▶ **Required work**
Keep every line of the data below that has the string "encryption" and present those lines.

──────────

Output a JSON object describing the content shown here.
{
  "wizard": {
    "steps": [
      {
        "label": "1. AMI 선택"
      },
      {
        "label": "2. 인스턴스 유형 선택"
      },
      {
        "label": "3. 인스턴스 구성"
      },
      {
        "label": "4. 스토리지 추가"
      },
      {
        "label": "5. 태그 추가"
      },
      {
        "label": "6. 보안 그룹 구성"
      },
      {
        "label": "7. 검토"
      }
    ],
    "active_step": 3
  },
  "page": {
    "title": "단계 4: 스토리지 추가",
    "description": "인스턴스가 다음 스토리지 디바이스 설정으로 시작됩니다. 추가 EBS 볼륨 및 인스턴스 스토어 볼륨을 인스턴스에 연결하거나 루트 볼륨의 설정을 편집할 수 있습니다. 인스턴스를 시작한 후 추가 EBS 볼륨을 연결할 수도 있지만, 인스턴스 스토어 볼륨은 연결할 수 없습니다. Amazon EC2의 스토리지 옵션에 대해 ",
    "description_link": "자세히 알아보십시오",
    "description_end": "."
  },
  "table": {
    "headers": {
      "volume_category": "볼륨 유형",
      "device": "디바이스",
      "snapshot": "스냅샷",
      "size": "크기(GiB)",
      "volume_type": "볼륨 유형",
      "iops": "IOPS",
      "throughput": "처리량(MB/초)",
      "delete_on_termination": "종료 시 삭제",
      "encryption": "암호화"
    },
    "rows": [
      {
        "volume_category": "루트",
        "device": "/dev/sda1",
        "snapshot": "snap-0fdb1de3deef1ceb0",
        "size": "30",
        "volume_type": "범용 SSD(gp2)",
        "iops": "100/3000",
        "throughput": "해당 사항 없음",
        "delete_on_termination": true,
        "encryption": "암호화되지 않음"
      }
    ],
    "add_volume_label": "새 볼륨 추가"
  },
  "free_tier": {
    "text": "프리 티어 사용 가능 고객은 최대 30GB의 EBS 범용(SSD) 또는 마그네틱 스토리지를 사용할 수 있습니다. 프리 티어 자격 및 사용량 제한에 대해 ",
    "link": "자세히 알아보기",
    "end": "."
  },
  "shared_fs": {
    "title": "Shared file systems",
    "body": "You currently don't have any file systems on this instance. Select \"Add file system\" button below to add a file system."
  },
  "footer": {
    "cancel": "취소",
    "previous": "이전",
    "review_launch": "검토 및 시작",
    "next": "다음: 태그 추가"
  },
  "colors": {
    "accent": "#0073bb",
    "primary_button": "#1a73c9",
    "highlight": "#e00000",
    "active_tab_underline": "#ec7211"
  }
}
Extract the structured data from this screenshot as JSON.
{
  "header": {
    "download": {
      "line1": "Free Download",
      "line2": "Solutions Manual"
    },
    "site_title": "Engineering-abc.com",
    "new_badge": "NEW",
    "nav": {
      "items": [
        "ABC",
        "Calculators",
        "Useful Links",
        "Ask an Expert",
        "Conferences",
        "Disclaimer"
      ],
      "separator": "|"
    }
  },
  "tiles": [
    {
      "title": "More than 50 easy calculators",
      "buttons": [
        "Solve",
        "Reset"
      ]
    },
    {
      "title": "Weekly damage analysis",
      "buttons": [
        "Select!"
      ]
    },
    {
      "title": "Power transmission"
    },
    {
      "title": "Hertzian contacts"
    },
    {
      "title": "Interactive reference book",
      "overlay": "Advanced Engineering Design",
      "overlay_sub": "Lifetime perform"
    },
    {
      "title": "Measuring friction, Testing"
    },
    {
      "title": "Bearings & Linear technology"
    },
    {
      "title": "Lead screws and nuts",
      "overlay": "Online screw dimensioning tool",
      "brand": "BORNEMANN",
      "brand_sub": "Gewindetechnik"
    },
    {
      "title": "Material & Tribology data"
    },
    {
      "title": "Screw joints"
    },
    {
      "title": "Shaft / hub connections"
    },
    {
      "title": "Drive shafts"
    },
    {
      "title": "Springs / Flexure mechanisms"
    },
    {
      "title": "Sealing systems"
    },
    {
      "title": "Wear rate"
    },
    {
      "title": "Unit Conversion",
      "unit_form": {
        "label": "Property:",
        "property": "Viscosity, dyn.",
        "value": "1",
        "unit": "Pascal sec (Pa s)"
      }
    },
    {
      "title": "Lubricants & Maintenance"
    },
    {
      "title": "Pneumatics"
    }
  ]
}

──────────

▶ **Exercise result**
      "encryption": "암호화"
        "encryption": "암호화되지 않음"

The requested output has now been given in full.